Taco Bell is reeling in customers in India with its Paneer and Potato Burrito. The fast food franchise opened its very first restaurant in India last month, and by all accounts it’s a major hit – even though most people in India have never tried Mexican food and can’t even pronounce what’s on the menu. “Quesadilla is going to be a tongue twister for some,” admits Niren Chaudhary, the guy who’s heading up the Indian expansion for Taco Bell. Indeed, the store features a “tacopedia” on the wall so customers know what they are getting and how to say it, reports The Wall Street Journal. Located in a mall in Mumbai, the nation’s technology capital, the store is attracting about 2,500 customers a day. And, because this is India, there are absolutely no beef items on the menu. But there are plenty of chicken and vegetarian options – like the aforementioned Paneer and Potato Burrito. Taco Bell plans to open 100 more Indian locations over the next five years.
You’re busted. A KFC franchisee in Kentucky can sleep easy now that her beloved bronzed bust of the colonel has been retuned safe and sound. The trouble started two months ago, when a prankster nabbed the prized $1,200 bust from her KFC restaurant. The statue was sculpted in 1955 by the Colonel’s daughter Margaret and was purchased by franchise owner Jean Anderson, who has operated her KFC for 36 years. Anderson was so desperate to get the statue back, she offered $500 worth of chicken for information leading to its safe return. A tipster told the cops where they could find it – the home of young man who presumably wanted it to impress his buddies. The informant, who prefers to remain anonymous, turned down the reward — rightfully realizing that $500 worth of chicken it not worth being tarred and feathered by a former friend.

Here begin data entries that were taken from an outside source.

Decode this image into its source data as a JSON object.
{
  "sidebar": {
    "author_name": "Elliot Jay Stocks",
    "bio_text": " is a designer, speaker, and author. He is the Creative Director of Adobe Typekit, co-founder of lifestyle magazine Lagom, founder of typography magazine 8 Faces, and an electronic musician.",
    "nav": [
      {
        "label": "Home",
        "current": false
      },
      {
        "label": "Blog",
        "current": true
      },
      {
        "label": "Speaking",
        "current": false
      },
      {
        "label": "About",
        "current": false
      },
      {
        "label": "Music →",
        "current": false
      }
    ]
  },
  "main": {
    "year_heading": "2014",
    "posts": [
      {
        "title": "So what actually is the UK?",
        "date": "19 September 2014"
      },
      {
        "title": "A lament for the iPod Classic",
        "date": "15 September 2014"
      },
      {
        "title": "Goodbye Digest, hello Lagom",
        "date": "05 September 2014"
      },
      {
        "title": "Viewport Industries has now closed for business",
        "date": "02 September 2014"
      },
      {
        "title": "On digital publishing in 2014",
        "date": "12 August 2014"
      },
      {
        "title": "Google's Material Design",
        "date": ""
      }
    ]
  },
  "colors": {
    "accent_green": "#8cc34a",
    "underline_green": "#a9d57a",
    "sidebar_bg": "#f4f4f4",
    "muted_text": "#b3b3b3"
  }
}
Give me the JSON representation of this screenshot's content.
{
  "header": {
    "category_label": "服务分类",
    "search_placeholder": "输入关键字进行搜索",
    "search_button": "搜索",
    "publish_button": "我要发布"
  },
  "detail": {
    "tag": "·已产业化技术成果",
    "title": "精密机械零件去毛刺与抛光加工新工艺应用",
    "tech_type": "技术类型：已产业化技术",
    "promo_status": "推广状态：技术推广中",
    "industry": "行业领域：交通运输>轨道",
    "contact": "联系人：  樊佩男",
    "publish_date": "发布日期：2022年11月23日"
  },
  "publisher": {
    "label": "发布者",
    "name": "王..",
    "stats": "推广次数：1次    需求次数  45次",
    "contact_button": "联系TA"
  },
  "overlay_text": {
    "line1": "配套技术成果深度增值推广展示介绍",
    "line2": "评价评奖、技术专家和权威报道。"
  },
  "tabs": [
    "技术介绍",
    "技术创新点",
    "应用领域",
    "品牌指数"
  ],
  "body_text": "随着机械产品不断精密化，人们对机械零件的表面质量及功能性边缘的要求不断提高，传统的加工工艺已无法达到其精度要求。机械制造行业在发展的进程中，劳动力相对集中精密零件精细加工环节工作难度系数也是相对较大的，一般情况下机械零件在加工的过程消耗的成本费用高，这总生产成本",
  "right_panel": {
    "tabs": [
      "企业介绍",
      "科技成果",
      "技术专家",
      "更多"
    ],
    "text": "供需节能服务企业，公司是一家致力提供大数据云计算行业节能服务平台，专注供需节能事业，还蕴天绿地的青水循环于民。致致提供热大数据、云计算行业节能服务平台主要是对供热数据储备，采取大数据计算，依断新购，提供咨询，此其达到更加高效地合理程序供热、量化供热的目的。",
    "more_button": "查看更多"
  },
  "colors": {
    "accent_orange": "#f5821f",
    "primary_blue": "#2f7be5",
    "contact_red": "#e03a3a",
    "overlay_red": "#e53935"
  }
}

Get a McEducation. China, a nation that puts a premium on education, is always happy to welcome a new school –even if it’s just for making burgers and fries. McDonald’s has launched its first Hamburger University in Shanghai to train a new generation of managers in the ways of running a western-style franchise. “It’s because of China’s strategic importance to McDonald’s that we have chosen to have our new Hamburger University in Shanghai,” said Tim Fenton, the company’s president for Asia. The school sports a life-size statue of fearless leader Ronald McDonald in its lobby and aims to produce 5,000 graduates over the next five years, reports the Associated Press. In fairness to the school, it will not teach pupils how to flip burgers, but rather how to effectively operate a franchise and manage employees.